- [REQUIRED WORK]: From the entries below, return every line that includes the word "this".

- [EXERCISE DATA]:
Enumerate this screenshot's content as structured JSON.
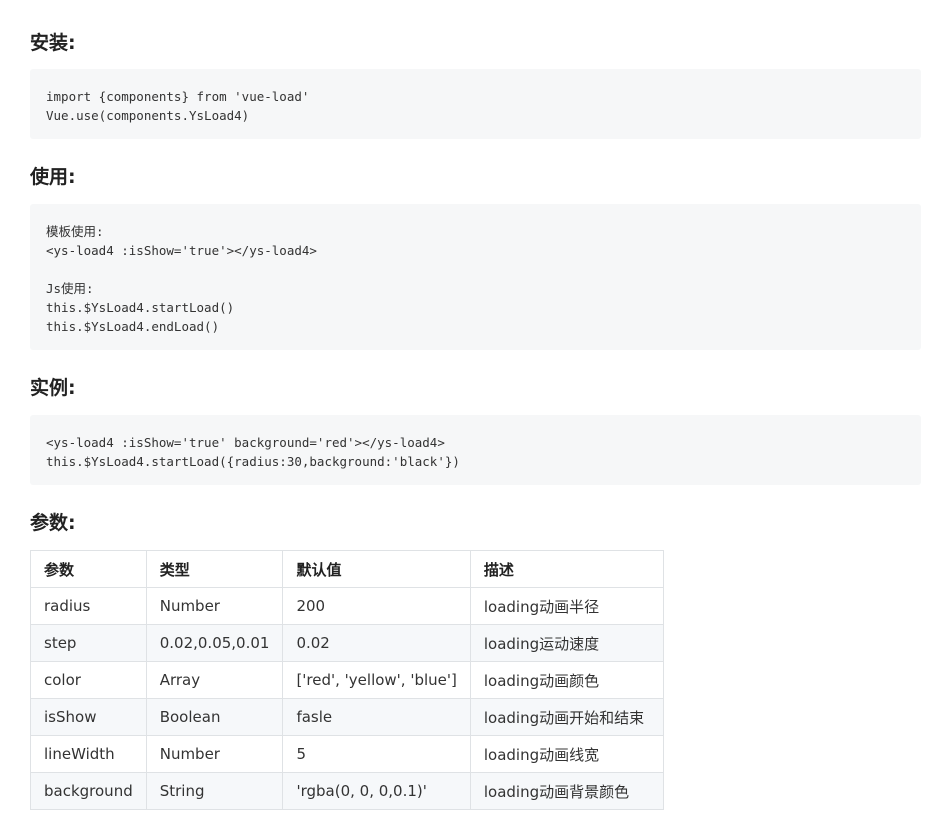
{
  "sections": {
    "install": {
      "heading": "安装:",
      "code": [
        "import {components} from 'vue-load'",
        "Vue.use(components.YsLoad4)"
      ]
    },
    "usage": {
      "heading": "使用:",
      "code": [
        "模板使用:",
        "<ys-load4 :isShow='true'></ys-load4>",
        "",
        "Js使用:",
        "this.$YsLoad4.startLoad()",
        "this.$YsLoad4.endLoad()"
      ]
    },
    "example": {
      "heading": "实例:",
      "code": [
        "<ys-load4 :isShow='true' background='red'></ys-load4>",
        "this.$YsLoad4.startLoad({radius:30,background:'black'})"
      ]
    },
    "params": {
      "heading": "参数:",
      "headers": [
        "参数",
        "类型",
        "默认值",
        "描述"
      ],
      "rows": [
        [
          "radius",
          "Number",
          "200",
          "loading动画半径"
        ],
        [
          "step",
          "0.02,0.05,0.01",
          "0.02",
          "loading运动速度"
        ],
        [
          "color",
          "Array",
          "['red', 'yellow', 'blue']",
          "loading动画颜色"
        ],
        [
          "isShow",
          "Boolean",
          "fasle",
          "loading动画开始和结束"
        ],
        [
          "lineWidth",
          "Number",
          "5",
          "loading动画线宽"
        ],
        [
          "background",
          "String",
          "'rgba(0, 0, 0,0.1)'",
          "loading动画背景颜色"
        ]
      ]
    }
  }
}
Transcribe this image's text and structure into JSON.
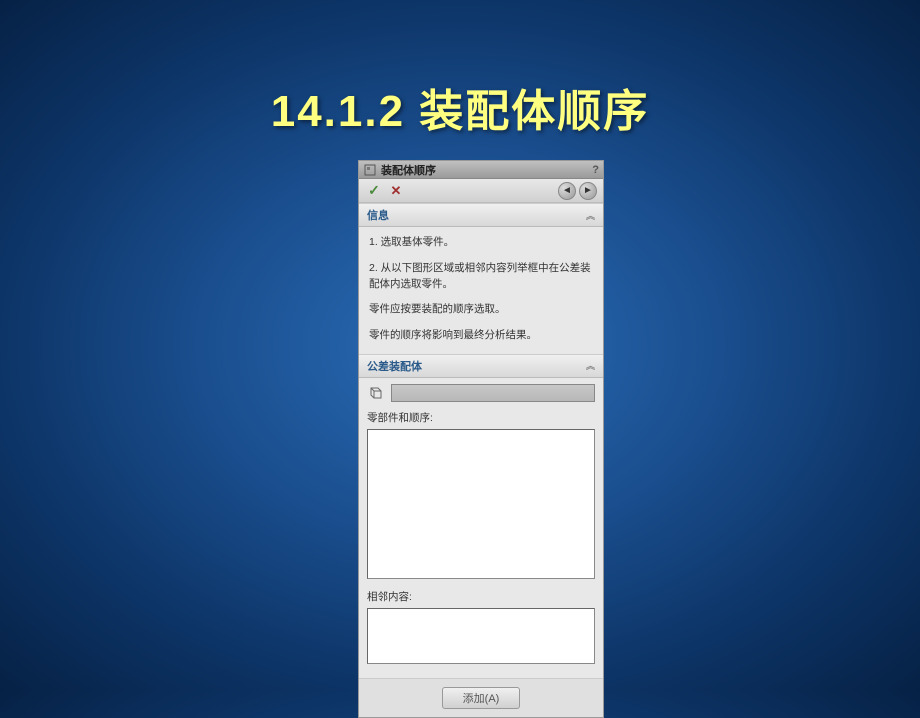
{
  "slide": {
    "title": "14.1.2  装配体顺序"
  },
  "panel": {
    "title": "装配体顺序",
    "help": "?",
    "sections": {
      "info": {
        "header": "信息",
        "line1": "1. 选取基体零件。",
        "line2": "2. 从以下图形区域或相邻内容列举框中在公差装配体内选取零件。",
        "line3": "零件应按要装配的顺序选取。",
        "line4": "零件的顺序将影响到最终分析结果。"
      },
      "tolerance": {
        "header": "公差装配体",
        "input_value": "",
        "parts_label": "零部件和顺序:",
        "adjacent_label": "相邻内容:"
      }
    },
    "buttons": {
      "add": "添加(A)"
    }
  }
}
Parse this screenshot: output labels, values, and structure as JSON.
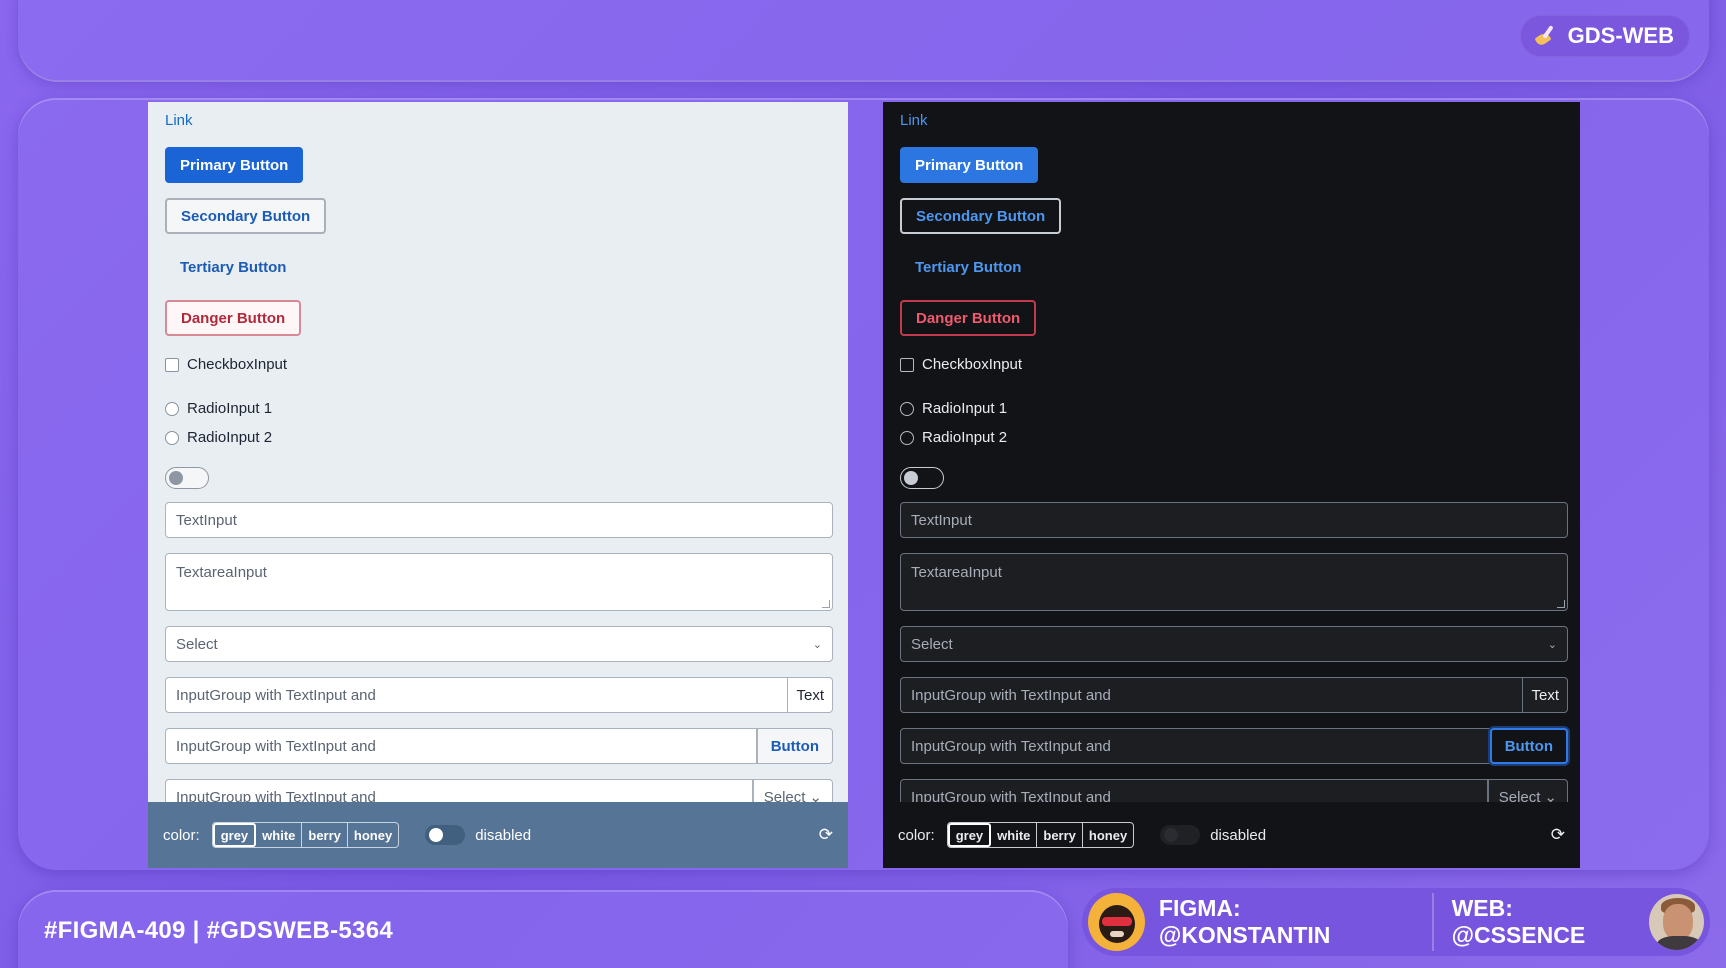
{
  "app": {
    "brand": "GDS-WEB"
  },
  "demo": {
    "link": "Link",
    "primary_button": "Primary Button",
    "secondary_button": "Secondary Button",
    "tertiary_button": "Tertiary Button",
    "danger_button": "Danger Button",
    "checkbox_label": "CheckboxInput",
    "radio_1": "RadioInput 1",
    "radio_2": "RadioInput 2",
    "text_input_placeholder": "TextInput",
    "textarea_placeholder": "TextareaInput",
    "select_value": "Select",
    "input_group_placeholder": "InputGroup with TextInput and",
    "ig_text_addon": "Text",
    "ig_button_addon": "Button",
    "ig_select_addon": "Select"
  },
  "controls": {
    "color_label": "color:",
    "color_options": [
      "grey",
      "white",
      "berry",
      "honey"
    ],
    "selected_color": "grey",
    "disabled_label": "disabled"
  },
  "footer": {
    "tickets": "#FIGMA-409 | #GDSWEB-5364",
    "figma_credit": "FIGMA: @KONSTANTIN",
    "web_credit": "WEB: @CSSENCE"
  },
  "icons": {
    "brand": "paintbrush-icon",
    "select": "chevron-down-icon",
    "refresh": "refresh-icon"
  },
  "colors": {
    "background": "#8a67ee",
    "primary": "#1a64d6",
    "danger": "#b02a3c",
    "light_bg": "#e9eef2",
    "dark_bg": "#121317",
    "ctrl_bar_light": "#567495"
  }
}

- [TASK SOLUTION]:
Enumerate this screenshot's content as structured JSON.
        "this.$YsLoad4.startLoad()",
        "this.$YsLoad4.endLoad()"
        "this.$YsLoad4.startLoad({radius:30,background:'black'})"
Transcribe this image's text and structure into JSON.
Parse this screenshot: output labels, values, and structure as JSON.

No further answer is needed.